Further, the conference call with financial analysts was rather poorly conducted. As a result, multiple analysts quickly downgraded AMD’s financial outlook, with one referring to the company as “un-investable”. Ouch.
First, the results…
Revenue fell 10% quarter-over-quarter, and 25% year-over-year. Operating expense reductions were put in place, with comments from management that OpEx will continue to decrease into 2013, due in large part to a reduction in staffing. The new product announcement in the quarter was the Trinity APU (CPU + GPU), targeted at the $600-$799 retail price “UltraThin” notebook (comparable to Intel’s Ultrabook strategy). Alas, that segment has not been strong. (AMD told analysis to expect a further revenue decline in the 4th quarter, even with the Win8 introduction.)
AMD wrote down $100M of unsold inventory as unmarketable, resulting in a gross margin of an anemic 31%, down from 45% in the previous quarter.
Last quarter, AMD management indicated an inventory buildup had started, but that they were not going to adopt pricing discounts. At that time, one analyst questioned whether the “take or pay” wafer supply agreement AMD had recently signed with GlobalFoundries was inconsistent with the revenue outlook. AMD did not concur, and was optimistic that sales volume would improve, especially in the lower-price point global market segments that were the focus of AMD’s APU strategy. Well, sales did not improve in the PC market (including the low-price points), forcing the inventory writedown.

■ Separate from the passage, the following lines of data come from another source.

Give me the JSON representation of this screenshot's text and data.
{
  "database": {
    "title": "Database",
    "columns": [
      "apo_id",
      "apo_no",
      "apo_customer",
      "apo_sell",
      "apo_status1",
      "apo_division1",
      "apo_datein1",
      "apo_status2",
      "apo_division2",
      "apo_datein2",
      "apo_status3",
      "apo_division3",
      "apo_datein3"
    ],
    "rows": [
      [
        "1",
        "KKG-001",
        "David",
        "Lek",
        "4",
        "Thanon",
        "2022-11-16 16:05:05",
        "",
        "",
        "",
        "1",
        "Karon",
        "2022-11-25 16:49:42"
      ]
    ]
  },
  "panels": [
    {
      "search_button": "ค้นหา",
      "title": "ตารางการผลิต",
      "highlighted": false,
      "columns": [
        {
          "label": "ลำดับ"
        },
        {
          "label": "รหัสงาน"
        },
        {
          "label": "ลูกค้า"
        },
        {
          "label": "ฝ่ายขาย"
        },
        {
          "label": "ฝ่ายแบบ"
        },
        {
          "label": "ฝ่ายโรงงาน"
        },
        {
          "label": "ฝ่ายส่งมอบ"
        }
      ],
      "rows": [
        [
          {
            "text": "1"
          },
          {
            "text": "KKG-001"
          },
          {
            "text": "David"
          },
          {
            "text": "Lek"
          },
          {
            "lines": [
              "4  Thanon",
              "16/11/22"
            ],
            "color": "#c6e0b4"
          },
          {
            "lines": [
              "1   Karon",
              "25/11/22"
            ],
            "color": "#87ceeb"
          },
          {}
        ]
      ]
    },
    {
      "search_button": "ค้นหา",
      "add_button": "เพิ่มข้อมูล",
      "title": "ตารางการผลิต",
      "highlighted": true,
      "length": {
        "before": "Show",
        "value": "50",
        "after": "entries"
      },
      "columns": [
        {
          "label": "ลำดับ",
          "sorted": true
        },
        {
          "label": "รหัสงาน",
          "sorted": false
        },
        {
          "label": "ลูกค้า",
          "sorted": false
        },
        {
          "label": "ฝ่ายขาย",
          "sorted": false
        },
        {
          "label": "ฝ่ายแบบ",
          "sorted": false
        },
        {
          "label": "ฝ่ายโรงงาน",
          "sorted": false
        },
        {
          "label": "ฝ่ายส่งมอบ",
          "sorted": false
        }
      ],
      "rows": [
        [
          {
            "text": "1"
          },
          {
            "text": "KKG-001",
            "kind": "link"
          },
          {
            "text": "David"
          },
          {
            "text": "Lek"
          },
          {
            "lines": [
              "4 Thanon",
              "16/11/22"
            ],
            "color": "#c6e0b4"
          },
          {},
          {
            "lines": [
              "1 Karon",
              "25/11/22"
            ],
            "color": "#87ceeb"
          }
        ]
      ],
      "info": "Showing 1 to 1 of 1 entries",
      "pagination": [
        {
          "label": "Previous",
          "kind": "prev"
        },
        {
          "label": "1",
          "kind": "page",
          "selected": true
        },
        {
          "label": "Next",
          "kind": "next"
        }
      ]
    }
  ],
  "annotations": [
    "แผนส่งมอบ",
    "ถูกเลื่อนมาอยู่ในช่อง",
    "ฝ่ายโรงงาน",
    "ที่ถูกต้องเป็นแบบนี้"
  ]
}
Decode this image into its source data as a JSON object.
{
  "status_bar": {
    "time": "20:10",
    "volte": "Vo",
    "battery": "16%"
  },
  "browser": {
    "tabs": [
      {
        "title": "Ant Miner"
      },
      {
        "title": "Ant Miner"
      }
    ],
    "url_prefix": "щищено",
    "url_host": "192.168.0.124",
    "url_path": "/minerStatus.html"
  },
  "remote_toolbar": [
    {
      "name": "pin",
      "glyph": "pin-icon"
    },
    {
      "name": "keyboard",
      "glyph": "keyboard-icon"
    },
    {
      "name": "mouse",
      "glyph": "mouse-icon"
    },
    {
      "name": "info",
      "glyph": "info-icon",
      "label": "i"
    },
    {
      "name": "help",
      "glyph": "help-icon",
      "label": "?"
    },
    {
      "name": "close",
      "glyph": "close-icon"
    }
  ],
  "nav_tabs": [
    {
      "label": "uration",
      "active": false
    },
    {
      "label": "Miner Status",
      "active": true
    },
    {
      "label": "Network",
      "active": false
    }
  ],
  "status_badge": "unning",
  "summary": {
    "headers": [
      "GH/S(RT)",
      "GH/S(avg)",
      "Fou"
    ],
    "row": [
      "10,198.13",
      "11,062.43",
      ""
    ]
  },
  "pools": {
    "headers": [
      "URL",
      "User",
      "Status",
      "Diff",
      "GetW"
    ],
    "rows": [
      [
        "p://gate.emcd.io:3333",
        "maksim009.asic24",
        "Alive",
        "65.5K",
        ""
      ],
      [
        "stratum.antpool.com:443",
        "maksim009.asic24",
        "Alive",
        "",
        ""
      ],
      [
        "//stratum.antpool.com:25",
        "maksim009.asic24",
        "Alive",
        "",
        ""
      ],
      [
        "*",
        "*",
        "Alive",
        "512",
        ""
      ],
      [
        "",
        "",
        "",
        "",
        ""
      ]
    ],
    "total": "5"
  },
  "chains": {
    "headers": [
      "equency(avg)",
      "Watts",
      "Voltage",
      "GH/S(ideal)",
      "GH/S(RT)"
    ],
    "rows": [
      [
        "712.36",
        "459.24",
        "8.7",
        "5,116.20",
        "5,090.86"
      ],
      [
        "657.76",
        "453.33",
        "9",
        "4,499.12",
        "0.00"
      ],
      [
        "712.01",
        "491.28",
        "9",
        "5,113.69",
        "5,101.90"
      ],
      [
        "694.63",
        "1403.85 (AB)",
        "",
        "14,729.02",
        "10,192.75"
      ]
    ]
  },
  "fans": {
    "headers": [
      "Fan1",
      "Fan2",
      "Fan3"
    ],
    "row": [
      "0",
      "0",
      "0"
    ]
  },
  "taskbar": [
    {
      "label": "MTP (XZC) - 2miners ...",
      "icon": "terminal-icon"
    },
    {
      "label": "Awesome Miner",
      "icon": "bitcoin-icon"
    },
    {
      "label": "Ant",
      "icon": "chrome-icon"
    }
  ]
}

An interesting balance sheet entry was that inventory in the 3rd quarter inventory was down $89M from the 2nd quarter, after the $100M write-off. So, inventory effectively increased in the quarter, a sign that conditions have continued to deteriorate.
Lesson learned: Wafer supply agreements are crucial to a fabless company to ensure sourcing capacity – however, they need to be carefully negotiated to establish both cost and inventory levels that match the sales outlook. Clearly, the WSA that AMD signed with GF for 2012 will be an ongoing issue.
AMD announced a significant reduction in staffing, to be implemented in the 4th quarter. Alas, lots of good engineers will be let go, always a sad event in our industry.
Now, for the really ugly news…
AMD management provided poor and confusing information to the financial analysts during the call. Here are some examples…
AMD indicated they are aggressively moving to reduce the dependency upon the PC market (currently, 85% of revenue), and will be pursuing other markets. AMD commented, “We will develop semi-custom APU’s with high IP re-use for gaming, communications, and industrial automation markets In one year, these will be 20% of revenue”. One analyst asked, “How are you going to both cut engineering staffing and aggressively pursue new markets?” The AMD answer was not clear.
Another analyst inquired, “The communications and industrial markets are difficult to enter, with long design-in product development cycles – how are you going to capture significant market share in less than 12 months?” AMD management referred to some design wins in the development pipeline, but with insufficient detail to satisfy the analyst.
Lesson learned: When indicating a new corporate strategy to an analyst, be prepared to describe how you will implement that strategy. Vague answers will not be highly regarded.
The most egregious case of dodging an analyst’s question arose when discussing gross margin forecasts, gross margins being an excellent indicator of cost controls and pricing stability.
During the conf call, AMD had indicated two financial targets for mid-2013 – a reduction in OpEx to $450M quarterly (aided by the reduction in headcount), and a “break-even” revenue of $1.3B quarterly.
Now, Wall St. analysts may not fully understand the technology, but they can crunch numbers. One analyst asked, “If I divide $1.3B break-even revenue into the $450M quarterly OpEx target, the result suggests a 36% gross margin, substantially lower than normal. Are you anticipating significant pricing discounts, given the fixed wafer costs?”
The AMD CFO evaded the question altogether, saying “We’re not projecting a $1.3B quarterly revenue in 2013, that’s just the break-even revenue target.” Despite repeated requests from the analyst, no clearer answer was forthcoming – the analyst was clearly getting frustrated.
Lesson learned: When discussing financial targets, be prepared to address questions related to those forecasts. Evading questions will inevitably lead to negative comments and downgrades.
All in all, AMD faces a growing credibility gap in the financial markets. A new CEO was hired in 2011, with the promise to aggressively pursue growing markets in mobile and handheld computing, improve financial execution, and clarify the product strategy. Alas, the recent quarterly results, and in particular, the discussion of those results with the financial analysts did little to restore that credibility. The next scheduled presentation to the analysts will be at the end of November – hopefully, AMD will have a more lucid presentation then.
And, best of luck to the soon-to-be-displaced AMD engineers in finding new opportunities!
Also read AMD and GLOBALFOUNDRIES